On November 17, 2021, on its review en banc of its prior decision, the United States Court of Appeals for the Second Circuit changed its course in Maddox v. The Bank Of New York Trust Company, N.A., docket number 19-1774, and held that the plaintiffs’ allegations “fail to support their Article III standing, and that they may not pursue their claims for statutory penalties imposed by the New York Legislature in federal court.” Notably, the rehearing decision was issued by Judge Dennis Jacobs, who issued the sharp dissent of the panel’s May 10, 2021 decision.
The changed ruling is credited to the Supreme Court of the United States’ recent decision in TransUnion LLC v. Ramirez, __ U.S. __ 141 S. Ct. 2190 (2021), which widely curtailed standing in federal courts for legislatively-memorialized injuries and claims for statutory damages; the punchlines of Ramirez are “no concrete harm; no standing,” and “injury in law is not an injury in fact.”
Based on Ramirez, the en banc panel held that the Maddoxes did not suffer a concrete harm, and thus lacked standing in federal court. The Second Circuit held there was no need to determine whether distinctions exist between rights created by state or federal legislative bodies, or whether the statutes at issue (New York Real Property Law (“RPL”) § 275 and Real Property Actions and Proceedings Law (“RPAPL”) § 1921) are “substantive” or “procedural,” because Ramirez “eliminated the significance of such classifications.” The Second Circuit noted that its May 10, 2021 decision relied significantly on the analysis of “substantive” and “procedural” laws, but Ramirez reduced the Second Circuit’s contemplation to a mere “preoccupation.”
So, instead of focusing on generalized injuries contemplated by the statutes, the panel shifted its analysis to injuries suffered specifically by the Maddoxes themselves. First, Judge Jacobs noted that the Maddoxes did not allege that they suffered any injury for duplicative filing fees or having a cloud on title, and held they could not because their property was sold before their mortgage was satisfied.
Second, Judge Jacobs noted that the Maddoxes did not allege they suffered any reputational harm, and held that the public record “so far as is known, . . . was read by no one,” hence it was “not analogous to the dissemination of the credit reports” in Ramirez.
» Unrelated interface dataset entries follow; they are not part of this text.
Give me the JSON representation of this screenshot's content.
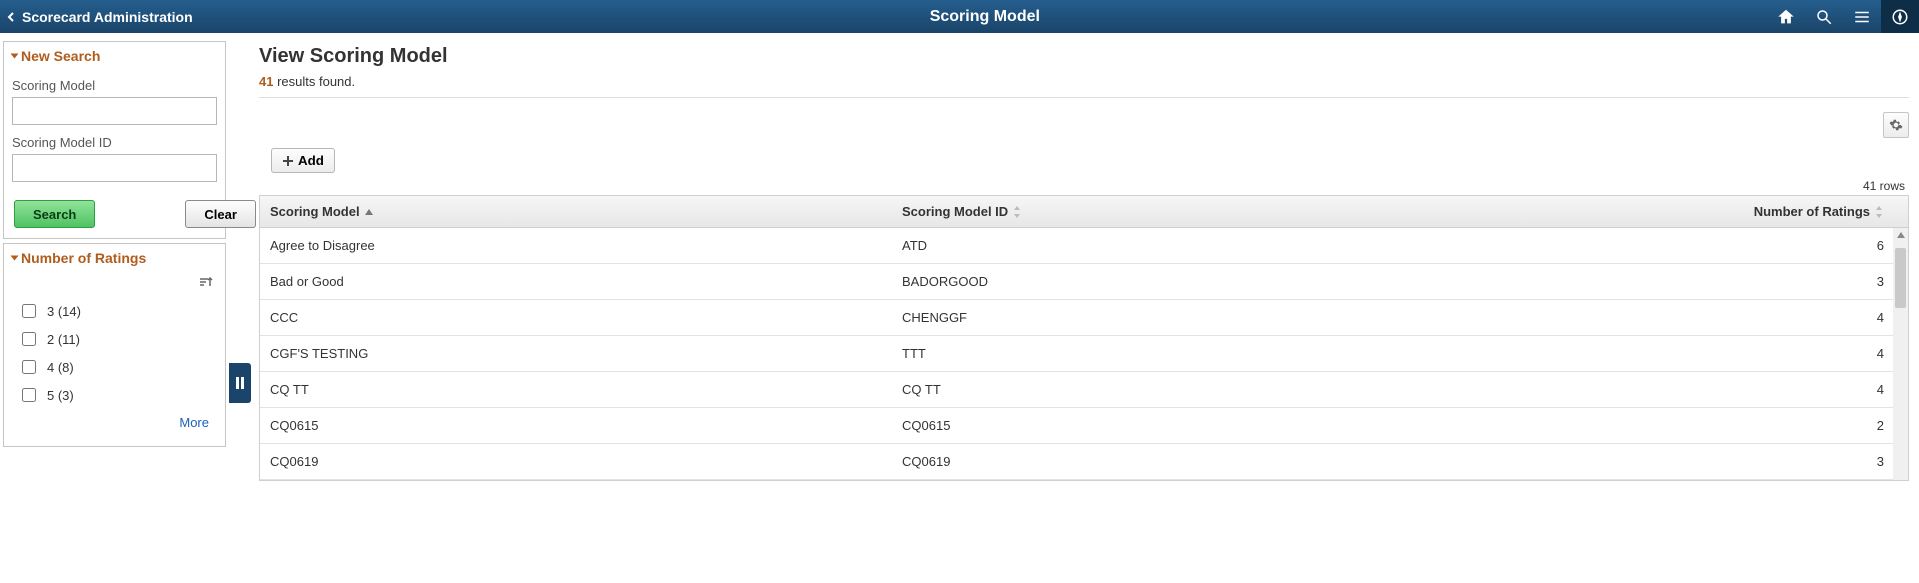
{
  "topbar": {
    "breadcrumb": "Scorecard Administration",
    "title": "Scoring Model"
  },
  "sidebar": {
    "new_search": {
      "title": "New Search",
      "scoring_model_label": "Scoring Model",
      "scoring_model_value": "",
      "scoring_model_id_label": "Scoring Model ID",
      "scoring_model_id_value": "",
      "search_btn": "Search",
      "clear_btn": "Clear"
    },
    "ratings": {
      "title": "Number of Ratings",
      "items": [
        {
          "label": "3 (14)",
          "checked": false
        },
        {
          "label": "2 (11)",
          "checked": false
        },
        {
          "label": "4 (8)",
          "checked": false
        },
        {
          "label": "5 (3)",
          "checked": false
        }
      ],
      "more_label": "More"
    }
  },
  "main": {
    "page_title": "View Scoring Model",
    "results_count": "41",
    "results_suffix": " results found.",
    "add_label": "Add",
    "row_count_label": "41 rows",
    "columns": {
      "model": "Scoring Model",
      "id": "Scoring Model ID",
      "num": "Number of Ratings"
    },
    "rows": [
      {
        "model": "Agree to Disagree",
        "id": "ATD",
        "num": "6"
      },
      {
        "model": "Bad or Good",
        "id": "BADORGOOD",
        "num": "3"
      },
      {
        "model": "CCC",
        "id": "CHENGGF",
        "num": "4"
      },
      {
        "model": "CGF'S TESTING",
        "id": "TTT",
        "num": "4"
      },
      {
        "model": "CQ  TT",
        "id": "CQ  TT",
        "num": "4"
      },
      {
        "model": "CQ0615",
        "id": "CQ0615",
        "num": "2"
      },
      {
        "model": "CQ0619",
        "id": "CQ0619",
        "num": "3"
      }
    ]
  },
  "icons": {
    "home": "home-icon",
    "search": "search-icon",
    "menu": "menu-icon",
    "compass": "compass-icon",
    "gear": "gear-icon",
    "plus": "plus-icon",
    "chevron_left": "chevron-left-icon",
    "pause": "pause-icon",
    "sort_toggle": "sort-toggle-icon"
  }
}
Describing the distinction as “critical,” the en banc panel held that without the publication of a defamatory writing, “the Maddoxes may have suffered a nebulous risk of future harm during the period of delayed recordation—i.e., a risk that someone (a creditor, in all likelihood) might access the record and act upon it—but that risk, which was not alleged to have materialized, cannot  form the basis of Article III standing.”
Third, in a similar vein to the lack of materialized defamation, Judge Jacobs rejected the Maddoxes’ contention that “the Bank’s delay adversely affected their credit . . . making it difficult to obtain financing had they needed it in an emergency or for a new home,” as an unmaterialized purported risk that is incapable of conferring standing.
Fourth, with respect to one of the plaintiff’s claims that she suffered emotional and psychological distress, the en banc panel held that they “were not the subject of allegations in the complaint and, in any event, are implausible,” because “she offers no reason why the delayed recordation would cause ‘great stress, mental anguish, anxiety, and distress.’” “A perfunctory allegation of emotional distress, especially one wholly incommensurate with the stimulant, is insufficient to plausibly allege constitutional standing,” and “[e]ven if it were sufficient, ‘it is extremely unlikely that such an allegation would be typical of the class.’” And with respect to claims for opportunity costs, Judge Jacobs noted that the satisfaction was recorded three months before the Maddoxes filed the complaint claiming it was unrecorded.
In closing, Judge Jacobs echoed a sentiment from his sharp dissent in the May 10, 2021 decision—that the Maddoxes should follow through on their individual claim in state court. “This is a small claim, in a fixed amount, amenable to a recovery without dispute—and probably without counsel or fees. It is hard to imagine that a bank would press the issue to litigation.”
For the plaintiffs’ bar, Judge Jacobs offered guidance: “[t]o the extent that [absent class members] (or their lawyers) prefer to form a class and bring their claims in federal court, they must come prepared to prove that they suffered concrete harm due to the Bank’s violation of the relevant statutes.”